= Beginning of Section =

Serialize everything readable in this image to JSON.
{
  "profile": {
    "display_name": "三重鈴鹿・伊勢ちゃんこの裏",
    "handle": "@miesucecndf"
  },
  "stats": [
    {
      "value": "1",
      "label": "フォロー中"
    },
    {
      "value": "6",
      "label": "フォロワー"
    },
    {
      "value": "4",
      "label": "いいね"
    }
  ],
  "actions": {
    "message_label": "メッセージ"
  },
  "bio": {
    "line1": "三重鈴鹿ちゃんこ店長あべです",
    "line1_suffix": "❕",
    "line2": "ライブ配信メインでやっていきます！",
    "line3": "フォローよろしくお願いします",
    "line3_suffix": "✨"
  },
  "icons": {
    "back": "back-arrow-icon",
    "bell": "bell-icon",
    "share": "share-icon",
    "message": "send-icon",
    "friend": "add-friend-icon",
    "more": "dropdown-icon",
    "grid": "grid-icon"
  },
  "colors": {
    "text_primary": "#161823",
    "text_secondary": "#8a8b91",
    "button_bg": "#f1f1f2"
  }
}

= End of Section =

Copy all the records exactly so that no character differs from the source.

Serialize everything readable in this image to JSON.
{
  "profile": {
    "display_name": "三重鈴鹿・伊勢ちゃんこの裏",
    "handle": "@miesucecndf"
  },
  "stats": [
    {
      "value": "1",
      "label": "フォロー中"
    },
    {
      "value": "6",
      "label": "フォロワー"
    },
    {
      "value": "4",
      "label": "いいね"
    }
  ],
  "actions": {
    "message_label": "メッセージ"
  },
  "bio": {
    "line1": "三重鈴鹿ちゃんこ店長あべです",
    "line1_suffix": "❕",
    "line2": "ライブ配信メインでやっていきます！",
    "line3": "フォローよろしくお願いします",
    "line3_suffix": "✨"
  },
  "icons": {
    "back": "back-arrow-icon",
    "bell": "bell-icon",
    "share": "share-icon",
    "message": "send-icon",
    "friend": "add-friend-icon",
    "more": "dropdown-icon",
    "grid": "grid-icon"
  },
  "colors": {
    "text_primary": "#161823",
    "text_secondary": "#8a8b91",
    "button_bg": "#f1f1f2"
  }
}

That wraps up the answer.